Combine history with beaches on Halkidiki holidays

Posted on July 2, 2015 by Guest Writer
Orthodox church in Thessaloniki, Greece

Halkidiki is one of the most beautiful places in Europe, with the peninsula perhaps most famous for being the birthplace of Aristotle. Visitors staying in Halkidiki have access to some of the top beaches in Europe, as well as some fascinating historical sites that are well worth taking a day trip to explore. This mix of relaxation and exploration makes Halkidiki one of the most in-demand luxury travel destinations in Europe.



Mount Athos

Top of the must-see tourist destinations for people staying in Halkidiki hotels is Mount Athos, which is a World Heritage Site.

Mount Athos is commonly referred to as the Holy Mountain and it is easy to see why, as it hosts some 20 stauropegial Eastern Orthodox monasteries. Today, around 2,000 monks live in the Mount Athos area, cutting themselves off from the world.

There are two ways to get to Mount Athos, but visitors must first make sure that they have diamonētērion, which is an old type of visa. For those staying on the east coast, travel to Mount Athos is typically by Ierrisos boats, while people coming from the west can reach the mountain by ferry boat from Ouranoupoli.
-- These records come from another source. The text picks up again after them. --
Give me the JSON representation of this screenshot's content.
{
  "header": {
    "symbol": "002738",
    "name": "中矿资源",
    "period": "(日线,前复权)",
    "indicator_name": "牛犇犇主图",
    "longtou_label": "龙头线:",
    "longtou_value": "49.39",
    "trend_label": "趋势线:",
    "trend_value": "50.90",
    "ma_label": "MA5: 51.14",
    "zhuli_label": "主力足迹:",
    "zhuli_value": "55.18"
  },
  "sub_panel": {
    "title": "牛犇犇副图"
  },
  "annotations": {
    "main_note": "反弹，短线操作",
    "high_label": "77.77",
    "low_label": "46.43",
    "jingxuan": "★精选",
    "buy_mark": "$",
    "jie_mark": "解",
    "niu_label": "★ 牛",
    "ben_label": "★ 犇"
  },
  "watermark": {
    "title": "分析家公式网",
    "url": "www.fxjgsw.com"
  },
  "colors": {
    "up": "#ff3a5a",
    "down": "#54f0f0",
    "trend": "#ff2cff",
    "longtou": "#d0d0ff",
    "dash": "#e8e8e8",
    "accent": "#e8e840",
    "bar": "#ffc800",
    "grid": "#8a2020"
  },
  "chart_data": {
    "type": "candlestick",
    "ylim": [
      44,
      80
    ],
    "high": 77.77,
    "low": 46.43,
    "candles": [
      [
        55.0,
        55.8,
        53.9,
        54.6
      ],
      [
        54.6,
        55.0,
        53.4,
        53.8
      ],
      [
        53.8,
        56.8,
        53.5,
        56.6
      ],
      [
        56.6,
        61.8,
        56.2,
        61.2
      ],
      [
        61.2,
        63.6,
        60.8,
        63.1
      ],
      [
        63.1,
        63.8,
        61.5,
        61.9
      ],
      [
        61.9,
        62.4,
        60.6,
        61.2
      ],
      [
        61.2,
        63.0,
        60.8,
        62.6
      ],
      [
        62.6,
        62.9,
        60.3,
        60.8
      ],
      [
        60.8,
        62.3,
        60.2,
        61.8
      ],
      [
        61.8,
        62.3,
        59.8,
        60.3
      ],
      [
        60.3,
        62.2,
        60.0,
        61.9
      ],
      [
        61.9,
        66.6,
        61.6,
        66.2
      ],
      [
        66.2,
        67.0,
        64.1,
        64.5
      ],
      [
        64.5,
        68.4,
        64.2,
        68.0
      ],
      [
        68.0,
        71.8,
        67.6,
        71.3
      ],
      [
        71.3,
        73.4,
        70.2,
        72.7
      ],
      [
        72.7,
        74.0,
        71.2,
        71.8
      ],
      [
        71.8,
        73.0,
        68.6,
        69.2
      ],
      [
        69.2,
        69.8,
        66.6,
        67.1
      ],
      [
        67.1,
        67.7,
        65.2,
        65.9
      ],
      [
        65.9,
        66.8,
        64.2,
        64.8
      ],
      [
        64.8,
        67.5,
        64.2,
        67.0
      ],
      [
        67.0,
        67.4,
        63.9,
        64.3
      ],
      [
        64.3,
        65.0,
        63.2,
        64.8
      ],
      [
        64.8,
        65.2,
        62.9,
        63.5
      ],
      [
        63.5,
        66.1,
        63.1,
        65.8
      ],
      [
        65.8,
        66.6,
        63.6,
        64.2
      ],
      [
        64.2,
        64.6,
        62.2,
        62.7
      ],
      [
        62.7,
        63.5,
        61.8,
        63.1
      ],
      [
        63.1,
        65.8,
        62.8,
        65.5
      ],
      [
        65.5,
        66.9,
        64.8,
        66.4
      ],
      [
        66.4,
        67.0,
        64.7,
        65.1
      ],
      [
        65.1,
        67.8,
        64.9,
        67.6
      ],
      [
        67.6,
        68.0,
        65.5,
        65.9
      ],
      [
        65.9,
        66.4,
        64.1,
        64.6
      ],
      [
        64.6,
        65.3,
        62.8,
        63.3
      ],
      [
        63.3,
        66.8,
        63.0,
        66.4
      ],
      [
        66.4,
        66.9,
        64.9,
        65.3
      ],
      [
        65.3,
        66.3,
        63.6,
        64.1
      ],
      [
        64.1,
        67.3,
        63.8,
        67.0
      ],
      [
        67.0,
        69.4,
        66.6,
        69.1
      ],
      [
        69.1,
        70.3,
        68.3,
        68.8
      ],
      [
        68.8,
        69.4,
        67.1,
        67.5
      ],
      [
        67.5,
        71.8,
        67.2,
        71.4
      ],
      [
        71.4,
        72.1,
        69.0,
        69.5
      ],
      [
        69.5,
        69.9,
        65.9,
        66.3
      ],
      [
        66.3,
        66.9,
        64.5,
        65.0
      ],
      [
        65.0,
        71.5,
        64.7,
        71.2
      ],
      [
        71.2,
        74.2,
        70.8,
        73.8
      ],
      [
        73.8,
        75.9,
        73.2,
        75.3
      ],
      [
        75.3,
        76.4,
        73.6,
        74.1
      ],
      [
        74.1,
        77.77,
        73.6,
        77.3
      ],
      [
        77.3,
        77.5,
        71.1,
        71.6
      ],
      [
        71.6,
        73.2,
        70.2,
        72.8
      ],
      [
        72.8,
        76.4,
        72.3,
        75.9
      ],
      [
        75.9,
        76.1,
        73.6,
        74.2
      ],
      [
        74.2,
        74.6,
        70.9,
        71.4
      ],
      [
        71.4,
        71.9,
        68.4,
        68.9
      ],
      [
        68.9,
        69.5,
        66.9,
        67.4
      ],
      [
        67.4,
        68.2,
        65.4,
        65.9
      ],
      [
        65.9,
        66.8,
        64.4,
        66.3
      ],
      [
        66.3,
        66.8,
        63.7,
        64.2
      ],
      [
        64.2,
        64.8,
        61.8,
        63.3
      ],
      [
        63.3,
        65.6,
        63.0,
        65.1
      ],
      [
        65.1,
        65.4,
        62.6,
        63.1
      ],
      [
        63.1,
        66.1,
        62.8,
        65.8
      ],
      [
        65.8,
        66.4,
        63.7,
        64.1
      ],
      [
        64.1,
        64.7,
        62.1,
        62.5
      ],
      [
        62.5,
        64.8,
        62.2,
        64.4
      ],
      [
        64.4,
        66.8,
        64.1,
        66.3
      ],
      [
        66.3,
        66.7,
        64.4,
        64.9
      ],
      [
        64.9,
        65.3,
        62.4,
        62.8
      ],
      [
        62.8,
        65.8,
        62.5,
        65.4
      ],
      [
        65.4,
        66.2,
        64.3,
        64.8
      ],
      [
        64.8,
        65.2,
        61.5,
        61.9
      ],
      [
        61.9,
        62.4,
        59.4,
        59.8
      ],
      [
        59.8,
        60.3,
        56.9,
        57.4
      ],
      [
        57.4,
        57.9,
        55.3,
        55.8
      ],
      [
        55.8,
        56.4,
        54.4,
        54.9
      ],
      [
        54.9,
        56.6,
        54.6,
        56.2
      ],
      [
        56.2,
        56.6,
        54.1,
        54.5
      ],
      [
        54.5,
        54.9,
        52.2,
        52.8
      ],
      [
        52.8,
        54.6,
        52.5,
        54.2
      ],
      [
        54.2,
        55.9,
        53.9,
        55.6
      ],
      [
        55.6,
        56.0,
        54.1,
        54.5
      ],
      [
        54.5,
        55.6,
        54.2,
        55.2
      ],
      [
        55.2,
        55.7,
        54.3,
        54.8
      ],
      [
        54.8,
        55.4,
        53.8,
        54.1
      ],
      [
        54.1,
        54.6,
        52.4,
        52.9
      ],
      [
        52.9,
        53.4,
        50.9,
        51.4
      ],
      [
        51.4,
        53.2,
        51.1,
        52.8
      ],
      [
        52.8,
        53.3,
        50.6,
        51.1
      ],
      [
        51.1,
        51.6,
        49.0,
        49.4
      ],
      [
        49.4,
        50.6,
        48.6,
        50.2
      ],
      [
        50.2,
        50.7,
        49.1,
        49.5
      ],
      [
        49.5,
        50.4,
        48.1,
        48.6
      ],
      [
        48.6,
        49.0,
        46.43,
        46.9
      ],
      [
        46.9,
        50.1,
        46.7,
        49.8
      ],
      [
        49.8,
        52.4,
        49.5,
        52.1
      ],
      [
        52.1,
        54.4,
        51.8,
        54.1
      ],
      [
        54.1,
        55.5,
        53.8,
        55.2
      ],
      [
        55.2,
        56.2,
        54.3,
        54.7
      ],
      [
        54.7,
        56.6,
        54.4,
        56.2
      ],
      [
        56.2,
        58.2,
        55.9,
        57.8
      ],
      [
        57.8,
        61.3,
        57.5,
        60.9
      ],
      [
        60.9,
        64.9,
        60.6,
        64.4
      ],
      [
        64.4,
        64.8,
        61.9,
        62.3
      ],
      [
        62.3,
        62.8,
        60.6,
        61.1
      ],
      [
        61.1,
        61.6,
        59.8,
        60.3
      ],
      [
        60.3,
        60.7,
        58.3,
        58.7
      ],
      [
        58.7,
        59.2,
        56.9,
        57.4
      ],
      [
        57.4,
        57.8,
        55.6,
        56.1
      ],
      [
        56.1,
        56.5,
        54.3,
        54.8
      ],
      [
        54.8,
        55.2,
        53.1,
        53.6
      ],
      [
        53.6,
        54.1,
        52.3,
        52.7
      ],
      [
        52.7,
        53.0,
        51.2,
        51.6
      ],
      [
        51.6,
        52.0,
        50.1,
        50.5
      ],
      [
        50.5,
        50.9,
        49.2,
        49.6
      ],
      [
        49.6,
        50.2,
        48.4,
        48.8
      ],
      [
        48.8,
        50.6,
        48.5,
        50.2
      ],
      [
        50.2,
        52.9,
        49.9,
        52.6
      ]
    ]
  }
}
It is necessary for laymen visiting Mount Athos to have their hair cut short and women are prohibited from entry to the mountain. A boat trip tour of Mount Athos is therefore perhaps the best way to see the monasteries and get a quick glimpse into life on the mountain.

Monks from Mount Athos can sometimes be spotted in Ouranoupoli, working in the local shops and selling their produce: these are great mementoes to keep from Halkidiki holidays.

Statue of Aristotle, Stagira, Halkidiki


The ancient city of Stagira is one of the most important historic destinations in the Halkidiki area, and anyone visiting this wonderful part of the world should make sure they see it.

This is the birthplace of Aristotle and today the old city is home to a statue of the philosopher, who developed a theory of the soul, amongst other metaphysical ideas.

Founded in 655 BC, the city was destroyed by Philip II of Macedon in 348 BC, although he later returned to rebuild Stagira in exchange for Aristotle agreeing to teach his son, Alexander.

A tour of Stagira lasts for between two and three hours and those who want to learn more about the site should also head to the archaeological museum of Polygyros, which hosts a wide range of exhibits from excavations of Stagira.

Beach umbrellas on beach, Halkidiki


All that exploring means travellers staying in hotels in Halkidiki have earned some time to relax on one of the area’s many fantastic beaches.

Perhaps the best of the lot is Tristinika beach, which can be found behind Porto Carras and boasts crystal clear waters. Karvourotripes beach is another of the most beautiful sandy shores in the area, while Sykia is also home to one of the best beaches in Halkidiki.

This part of the world is full of amazing sandy stretches, many of which are often almost deserted, so travellers on Halkidiki holidays should take time to explore the area and find their favourite.

Thessaloniki viewed from the old city wall, Halkidiki


Thessaloniki is the gateway to Halkidiki for a lot of travellers and the city itself is well worth spending some time in.

Just an hour’s drive away from Halkidiki hotels, the city is Greece’s second largest. It has a vibrant culture and atmosphere that makes it a joy to spend time in, and it hosts various Roman and Byzantine monuments along with a fantastic selection of bars, cafes and restaurants.

Architecture fans will find plenty to love in Thessaloniki too, as the city hosts some of the most notable buildings in the whole of Europe. Plus, as northern Greece’s cultural and entertainment capital, Thessaloniki is famous both for its major shopping streets, as well as its nightlife.

The Museum of Byzantine Culture and the Archaeological Museum of Thessaloniki are perhaps the best museums in the city and are a great way to spend a day out, and the Prehistoric Antiquities Museum of Thessaloniki is also worth visiting.

Ancient olive oil production machinery


The ancient city of Olynthus is another of Greece’s top historical gems, located under half an hour’s drive away from Halkidiki. The city is named after its mythical founder, who according to legend was the son of Hercules.

Olynthus was established in 7th century BC, but the city was ruined by war and abandoned by 318 BC but, today, many artefacts from the ancient city are on display at the Archaeological Museum of Olynthos.

The whole archaeological site of the ancient city is open to public tours in daylight hours and is a fantastic day trip for anyone who is interested in history.